HOW TO COMPLETE THIS TASK:
Every line of the material is to be reproduced verbatim.

INFORMATION:
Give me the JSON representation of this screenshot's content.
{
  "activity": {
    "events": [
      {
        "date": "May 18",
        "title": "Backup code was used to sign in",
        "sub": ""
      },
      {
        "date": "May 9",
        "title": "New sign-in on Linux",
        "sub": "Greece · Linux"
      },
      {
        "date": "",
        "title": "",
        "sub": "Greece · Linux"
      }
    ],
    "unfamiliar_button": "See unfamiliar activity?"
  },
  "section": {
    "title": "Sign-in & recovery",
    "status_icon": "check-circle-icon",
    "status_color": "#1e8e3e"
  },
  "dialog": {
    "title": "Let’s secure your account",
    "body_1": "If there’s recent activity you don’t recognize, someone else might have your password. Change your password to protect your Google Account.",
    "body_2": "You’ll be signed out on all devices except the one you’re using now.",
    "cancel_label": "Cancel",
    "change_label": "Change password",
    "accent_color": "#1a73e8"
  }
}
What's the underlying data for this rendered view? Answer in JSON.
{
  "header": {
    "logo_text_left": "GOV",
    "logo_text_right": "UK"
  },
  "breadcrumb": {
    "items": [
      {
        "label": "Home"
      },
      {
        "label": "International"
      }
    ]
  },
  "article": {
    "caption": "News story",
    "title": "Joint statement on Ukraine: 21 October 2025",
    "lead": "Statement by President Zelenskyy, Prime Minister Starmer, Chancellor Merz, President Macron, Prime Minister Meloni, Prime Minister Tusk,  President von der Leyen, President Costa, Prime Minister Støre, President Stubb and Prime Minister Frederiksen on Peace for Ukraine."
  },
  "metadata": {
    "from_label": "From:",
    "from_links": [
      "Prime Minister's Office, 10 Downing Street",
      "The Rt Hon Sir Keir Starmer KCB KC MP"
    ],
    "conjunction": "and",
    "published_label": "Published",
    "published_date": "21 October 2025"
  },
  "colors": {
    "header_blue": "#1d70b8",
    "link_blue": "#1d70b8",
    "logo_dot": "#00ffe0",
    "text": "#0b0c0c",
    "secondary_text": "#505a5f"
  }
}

YOUR RESPONSE:
Give me the JSON representation of this screenshot's content.
{
  "activity": {
    "events": [
      {
        "date": "May 18",
        "title": "Backup code was used to sign in",
        "sub": ""
      },
      {
        "date": "May 9",
        "title": "New sign-in on Linux",
        "sub": "Greece · Linux"
      },
      {
        "date": "",
        "title": "",
        "sub": "Greece · Linux"
      }
    ],
    "unfamiliar_button": "See unfamiliar activity?"
  },
  "section": {
    "title": "Sign-in & recovery",
    "status_icon": "check-circle-icon",
    "status_color": "#1e8e3e"
  },
  "dialog": {
    "title": "Let’s secure your account",
    "body_1": "If there’s recent activity you don’t recognize, someone else might have your password. Change your password to protect your Google Account.",
    "body_2": "You’ll be signed out on all devices except the one you’re using now.",
    "cancel_label": "Cancel",
    "change_label": "Change password",
    "accent_color": "#1a73e8"
  }
}
What's the underlying data for this rendered view? Answer in JSON.
{
  "header": {
    "logo_text_left": "GOV",
    "logo_text_right": "UK"
  },
  "breadcrumb": {
    "items": [
      {
        "label": "Home"
      },
      {
        "label": "International"
      }
    ]
  },
  "article": {
    "caption": "News story",
    "title": "Joint statement on Ukraine: 21 October 2025",
    "lead": "Statement by President Zelenskyy, Prime Minister Starmer, Chancellor Merz, President Macron, Prime Minister Meloni, Prime Minister Tusk,  President von der Leyen, President Costa, Prime Minister Støre, President Stubb and Prime Minister Frederiksen on Peace for Ukraine."
  },
  "metadata": {
    "from_label": "From:",
    "from_links": [
      "Prime Minister's Office, 10 Downing Street",
      "The Rt Hon Sir Keir Starmer KCB KC MP"
    ],
    "conjunction": "and",
    "published_label": "Published",
    "published_date": "21 October 2025"
  },
  "colors": {
    "header_blue": "#1d70b8",
    "link_blue": "#1d70b8",
    "logo_dot": "#00ffe0",
    "text": "#0b0c0c",
    "secondary_text": "#505a5f"
  }
}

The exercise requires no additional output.